Task – Retype all of the entries precisely.

(Beginning of Provided entries)

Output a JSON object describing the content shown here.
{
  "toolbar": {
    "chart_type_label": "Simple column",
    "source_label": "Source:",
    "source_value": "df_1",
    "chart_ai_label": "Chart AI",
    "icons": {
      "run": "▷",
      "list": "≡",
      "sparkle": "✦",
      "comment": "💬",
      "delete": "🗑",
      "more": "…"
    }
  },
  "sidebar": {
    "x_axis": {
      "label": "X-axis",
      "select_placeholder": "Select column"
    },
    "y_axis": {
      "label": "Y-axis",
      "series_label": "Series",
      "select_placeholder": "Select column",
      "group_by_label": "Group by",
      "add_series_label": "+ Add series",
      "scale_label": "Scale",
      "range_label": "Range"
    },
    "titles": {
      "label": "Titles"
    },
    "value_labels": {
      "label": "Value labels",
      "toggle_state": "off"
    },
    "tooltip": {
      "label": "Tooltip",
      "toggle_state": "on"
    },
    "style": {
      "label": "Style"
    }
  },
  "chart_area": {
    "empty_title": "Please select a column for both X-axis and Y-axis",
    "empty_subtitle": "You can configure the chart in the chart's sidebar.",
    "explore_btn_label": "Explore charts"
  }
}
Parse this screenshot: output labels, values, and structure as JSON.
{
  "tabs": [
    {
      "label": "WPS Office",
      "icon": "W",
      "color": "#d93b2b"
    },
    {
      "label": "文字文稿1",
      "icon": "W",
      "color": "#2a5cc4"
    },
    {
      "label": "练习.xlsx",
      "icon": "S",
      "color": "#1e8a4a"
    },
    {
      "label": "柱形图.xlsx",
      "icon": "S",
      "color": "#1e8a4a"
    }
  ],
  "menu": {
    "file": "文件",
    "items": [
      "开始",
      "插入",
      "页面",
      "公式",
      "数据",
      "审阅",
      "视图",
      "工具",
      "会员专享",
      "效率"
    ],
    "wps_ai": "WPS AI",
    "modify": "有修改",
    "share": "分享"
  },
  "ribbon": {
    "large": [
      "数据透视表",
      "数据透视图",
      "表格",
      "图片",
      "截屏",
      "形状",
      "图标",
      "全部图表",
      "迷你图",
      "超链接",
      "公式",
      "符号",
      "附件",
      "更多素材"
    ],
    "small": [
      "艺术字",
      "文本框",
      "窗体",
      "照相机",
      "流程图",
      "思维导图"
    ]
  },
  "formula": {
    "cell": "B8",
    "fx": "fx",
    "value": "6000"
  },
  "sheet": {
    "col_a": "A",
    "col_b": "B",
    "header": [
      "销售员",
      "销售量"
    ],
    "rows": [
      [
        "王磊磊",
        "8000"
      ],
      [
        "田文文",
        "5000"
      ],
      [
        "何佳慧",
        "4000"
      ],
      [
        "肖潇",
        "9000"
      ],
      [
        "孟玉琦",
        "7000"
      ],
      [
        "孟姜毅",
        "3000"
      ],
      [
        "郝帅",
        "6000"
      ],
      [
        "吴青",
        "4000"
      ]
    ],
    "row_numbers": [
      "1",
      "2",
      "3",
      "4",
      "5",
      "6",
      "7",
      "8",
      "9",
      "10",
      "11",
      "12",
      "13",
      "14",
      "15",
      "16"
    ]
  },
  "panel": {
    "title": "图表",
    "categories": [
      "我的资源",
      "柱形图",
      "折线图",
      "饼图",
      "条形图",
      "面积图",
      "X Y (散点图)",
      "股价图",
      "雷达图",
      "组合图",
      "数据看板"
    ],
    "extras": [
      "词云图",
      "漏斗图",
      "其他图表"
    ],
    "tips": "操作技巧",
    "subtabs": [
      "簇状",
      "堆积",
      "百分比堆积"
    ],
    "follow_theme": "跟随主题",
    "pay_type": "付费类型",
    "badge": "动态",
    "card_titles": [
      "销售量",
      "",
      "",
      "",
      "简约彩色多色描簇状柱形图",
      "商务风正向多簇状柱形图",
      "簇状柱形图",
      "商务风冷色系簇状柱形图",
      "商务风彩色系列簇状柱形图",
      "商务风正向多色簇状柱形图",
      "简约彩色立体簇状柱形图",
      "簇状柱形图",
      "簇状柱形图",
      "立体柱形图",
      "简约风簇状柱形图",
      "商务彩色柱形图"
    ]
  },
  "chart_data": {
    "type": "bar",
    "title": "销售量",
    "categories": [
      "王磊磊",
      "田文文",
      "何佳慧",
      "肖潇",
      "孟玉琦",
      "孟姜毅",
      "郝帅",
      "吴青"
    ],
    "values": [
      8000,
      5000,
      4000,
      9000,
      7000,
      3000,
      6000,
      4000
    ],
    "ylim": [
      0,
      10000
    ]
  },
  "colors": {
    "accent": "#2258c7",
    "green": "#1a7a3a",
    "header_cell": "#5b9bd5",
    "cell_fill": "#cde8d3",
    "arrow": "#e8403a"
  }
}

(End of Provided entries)

Response box –
Output a JSON object describing the content shown here.
{
  "toolbar": {
    "chart_type_label": "Simple column",
    "source_label": "Source:",
    "source_value": "df_1",
    "chart_ai_label": "Chart AI",
    "icons": {
      "run": "▷",
      "list": "≡",
      "sparkle": "✦",
      "comment": "💬",
      "delete": "🗑",
      "more": "…"
    }
  },
  "sidebar": {
    "x_axis": {
      "label": "X-axis",
      "select_placeholder": "Select column"
    },
    "y_axis": {
      "label": "Y-axis",
      "series_label": "Series",
      "select_placeholder": "Select column",
      "group_by_label": "Group by",
      "add_series_label": "+ Add series",
      "scale_label": "Scale",
      "range_label": "Range"
    },
    "titles": {
      "label": "Titles"
    },
    "value_labels": {
      "label": "Value labels",
      "toggle_state": "off"
    },
    "tooltip": {
      "label": "Tooltip",
      "toggle_state": "on"
    },
    "style": {
      "label": "Style"
    }
  },
  "chart_area": {
    "empty_title": "Please select a column for both X-axis and Y-axis",
    "empty_subtitle": "You can configure the chart in the chart's sidebar.",
    "explore_btn_label": "Explore charts"
  }
}
Parse this screenshot: output labels, values, and structure as JSON.
{
  "tabs": [
    {
      "label": "WPS Office",
      "icon": "W",
      "color": "#d93b2b"
    },
    {
      "label": "文字文稿1",
      "icon": "W",
      "color": "#2a5cc4"
    },
    {
      "label": "练习.xlsx",
      "icon": "S",
      "color": "#1e8a4a"
    },
    {
      "label": "柱形图.xlsx",
      "icon": "S",
      "color": "#1e8a4a"
    }
  ],
  "menu": {
    "file": "文件",
    "items": [
      "开始",
      "插入",
      "页面",
      "公式",
      "数据",
      "审阅",
      "视图",
      "工具",
      "会员专享",
      "效率"
    ],
    "wps_ai": "WPS AI",
    "modify": "有修改",
    "share": "分享"
  },
  "ribbon": {
    "large": [
      "数据透视表",
      "数据透视图",
      "表格",
      "图片",
      "截屏",
      "形状",
      "图标",
      "全部图表",
      "迷你图",
      "超链接",
      "公式",
      "符号",
      "附件",
      "更多素材"
    ],
    "small": [
      "艺术字",
      "文本框",
      "窗体",
      "照相机",
      "流程图",
      "思维导图"
    ]
  },
  "formula": {
    "cell": "B8",
    "fx": "fx",
    "value": "6000"
  },
  "sheet": {
    "col_a": "A",
    "col_b": "B",
    "header": [
      "销售员",
      "销售量"
    ],
    "rows": [
      [
        "王磊磊",
        "8000"
      ],
      [
        "田文文",
        "5000"
      ],
      [
        "何佳慧",
        "4000"
      ],
      [
        "肖潇",
        "9000"
      ],
      [
        "孟玉琦",
        "7000"
      ],
      [
        "孟姜毅",
        "3000"
      ],
      [
        "郝帅",
        "6000"
      ],
      [
        "吴青",
        "4000"
      ]
    ],
    "row_numbers": [
      "1",
      "2",
      "3",
      "4",
      "5",
      "6",
      "7",
      "8",
      "9",
      "10",
      "11",
      "12",
      "13",
      "14",
      "15",
      "16"
    ]
  },
  "panel": {
    "title": "图表",
    "categories": [
      "我的资源",
      "柱形图",
      "折线图",
      "饼图",
      "条形图",
      "面积图",
      "X Y (散点图)",
      "股价图",
      "雷达图",
      "组合图",
      "数据看板"
    ],
    "extras": [
      "词云图",
      "漏斗图",
      "其他图表"
    ],
    "tips": "操作技巧",
    "subtabs": [
      "簇状",
      "堆积",
      "百分比堆积"
    ],
    "follow_theme": "跟随主题",
    "pay_type": "付费类型",
    "badge": "动态",
    "card_titles": [
      "销售量",
      "",
      "",
      "",
      "简约彩色多色描簇状柱形图",
      "商务风正向多簇状柱形图",
      "簇状柱形图",
      "商务风冷色系簇状柱形图",
      "商务风彩色系列簇状柱形图",
      "商务风正向多色簇状柱形图",
      "简约彩色立体簇状柱形图",
      "簇状柱形图",
      "簇状柱形图",
      "立体柱形图",
      "简约风簇状柱形图",
      "商务彩色柱形图"
    ]
  },
  "chart_data": {
    "type": "bar",
    "title": "销售量",
    "categories": [
      "王磊磊",
      "田文文",
      "何佳慧",
      "肖潇",
      "孟玉琦",
      "孟姜毅",
      "郝帅",
      "吴青"
    ],
    "values": [
      8000,
      5000,
      4000,
      9000,
      7000,
      3000,
      6000,
      4000
    ],
    "ylim": [
      0,
      10000
    ]
  },
  "colors": {
    "accent": "#2258c7",
    "green": "#1a7a3a",
    "header_cell": "#5b9bd5",
    "cell_fill": "#cde8d3",
    "arrow": "#e8403a"
  }
}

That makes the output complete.